This matter is particularly relevant in the case of Africa where the growth that took place before the crisis was characterized as jobless. Such jobless growth was the outcome of high concentration of economic activity in capital intensive extractive sectors and there is certainly something wrong with persistently high growth rates that do not reduce poverty or provide employment opportunities.  Indeed, the goal of policy should be to improve human welfare including by taking account of the cost of environmental degradation arising from economic activities. 

This leads us to management of the global commons typified mostly these days by the issue of climate change.  From a development perspective, the key issue is how to best balance the interests of Africa, which is most affected by climate change and most in need of development with those of more advanced economies whose progress was propelled by activities contributing to climate change.  Mitigation is in Africa’s interests because allowing the globe to reach the tipping point of 2o Celsius would be disastrous.  Adaptation is imperative for Africa’s long-term development but it is costly which is why equitable and predictable financing mechanisms are an essential part of any post-Kyoto deal.  Then there is the whole inter-temporal dimension of how to balance the desire of the present generation for maximum growth and prosperity with the interests of future generations.

These are some of the key items that need to be addressed if we are to put the continent on the path of enduring and sustainable development.  The danger of course is that we may go back to business as usual with recent predictions including that of the IMF showing that growth in Africa could be restored to 4% next year and even reach 5% in 2011. It would therefore be important as we ponder on this possibility to examine whether the expected growth will follow the beaten path or foster a new dynamic for African development that will enable the achievement of the MDGs and improve economic opportunities for ordinary Africans.

It is equally necessary to pay particular attention to the degree of external dependence of African countries.  A topical issue regarding resources flows to Africa is the whole debate about dependence on official development assistance, with some writers doubting the effectiveness of ODA in the past while others wonder if ODA in its present form can contribute to lasting development in Africa.  This is an issue that will no doubt continue to engage us but meanwhile the idea of using ODA in support of counter-cyclical spending in African countries has emerged and merits similar attention. 

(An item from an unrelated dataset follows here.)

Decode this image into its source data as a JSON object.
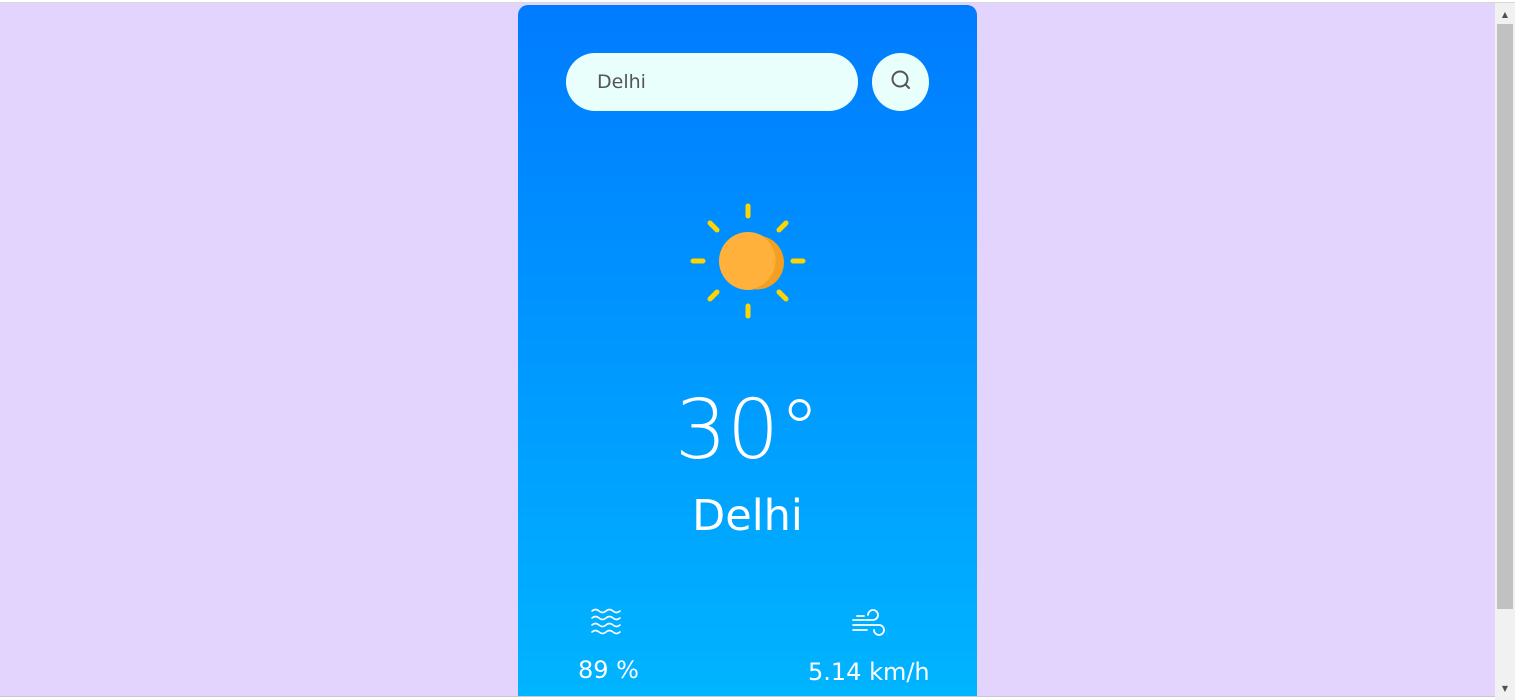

Africa, on its part, must explore ways and means of increased development financing from domestic resources, which is why the 2009 Joint AU/ECA Conference of Ministers of Finance, Planning and Economic Development chose the theme -“Enhancing the effectiveness of fiscal policy in domestic resource mobilization”.  Ministers recognized that the global economic and financial crisis had changed the international environment in which they designed and implemented policies.  They therefore committed themselves to exploring the options for domestic resource mobilization taking into account factors such as improved fiscal policies, better tax administration, continued good governance and strengthening of domestic financial systems. 

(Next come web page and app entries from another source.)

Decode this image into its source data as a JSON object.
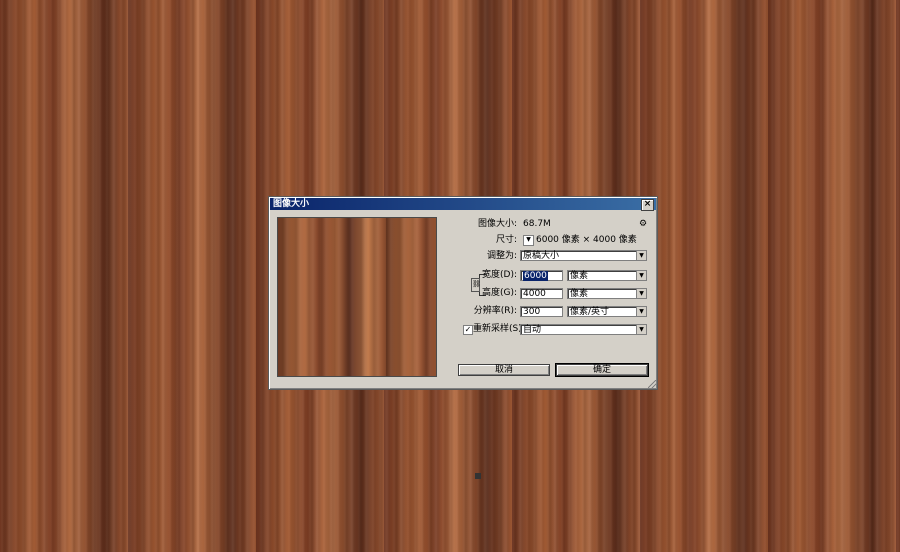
{
  "dialog": {
    "title": "图像大小",
    "close_label": "×",
    "image_size_label": "图像大小:",
    "image_size_value": "68.7M",
    "dimensions_label": "尺寸:",
    "dimensions_value": "6000 像素  ×  4000 像素",
    "fit_to_label": "调整为:",
    "fit_to_value": "原稿大小",
    "width_label": "宽度(D):",
    "width_value": "6000",
    "width_unit": "像素",
    "height_label": "高度(G):",
    "height_value": "4000",
    "height_unit": "像素",
    "resolution_label": "分辨率(R):",
    "resolution_value": "300",
    "resolution_unit": "像素/英寸",
    "resample_label": "重新采样(S):",
    "resample_checked": true,
    "resample_value": "自动",
    "cancel_label": "取消",
    "ok_label": "确定"
  },
  "icons": {
    "gear": "gear-icon",
    "link": "chain-link-icon",
    "dropdown": "triangle-down-icon",
    "check": "checkmark-icon"
  },
  "colors": {
    "titlebar_start": "#0a246a",
    "titlebar_end": "#3a6ea5",
    "dialog_face": "#d4d0c8",
    "wood_dark": "#6f3520",
    "wood_light": "#b56d43"
  }
}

To sum up, Africa must continue to focus on promoting high level, sustainable and job-creating growth, irrespective of the economic and financial crisis.  Indeed, too much of a focus on the crisis may cause us to lose sight of the development challenge that we face.  ECA on its part will continue in partnership with the AUC and AfDB to provide the necessary research and advisory services to member States and Regional Economic Communities that must perforce underpin the transformation of Africa.

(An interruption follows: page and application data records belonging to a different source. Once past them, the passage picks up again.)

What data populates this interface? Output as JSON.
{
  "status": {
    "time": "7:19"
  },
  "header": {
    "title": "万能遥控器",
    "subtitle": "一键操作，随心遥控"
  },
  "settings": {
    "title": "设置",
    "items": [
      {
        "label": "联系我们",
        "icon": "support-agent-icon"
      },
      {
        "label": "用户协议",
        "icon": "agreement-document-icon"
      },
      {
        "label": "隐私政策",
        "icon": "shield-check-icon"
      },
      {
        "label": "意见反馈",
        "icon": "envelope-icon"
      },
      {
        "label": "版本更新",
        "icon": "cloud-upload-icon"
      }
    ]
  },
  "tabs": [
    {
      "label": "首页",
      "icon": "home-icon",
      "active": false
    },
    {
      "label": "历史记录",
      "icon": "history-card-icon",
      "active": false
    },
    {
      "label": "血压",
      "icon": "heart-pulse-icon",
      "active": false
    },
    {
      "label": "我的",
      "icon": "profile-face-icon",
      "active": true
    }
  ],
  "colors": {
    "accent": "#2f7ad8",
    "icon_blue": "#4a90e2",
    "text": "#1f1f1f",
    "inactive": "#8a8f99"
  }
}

I wish you a very successful and enriching Conference.  Thank you for your kind attention.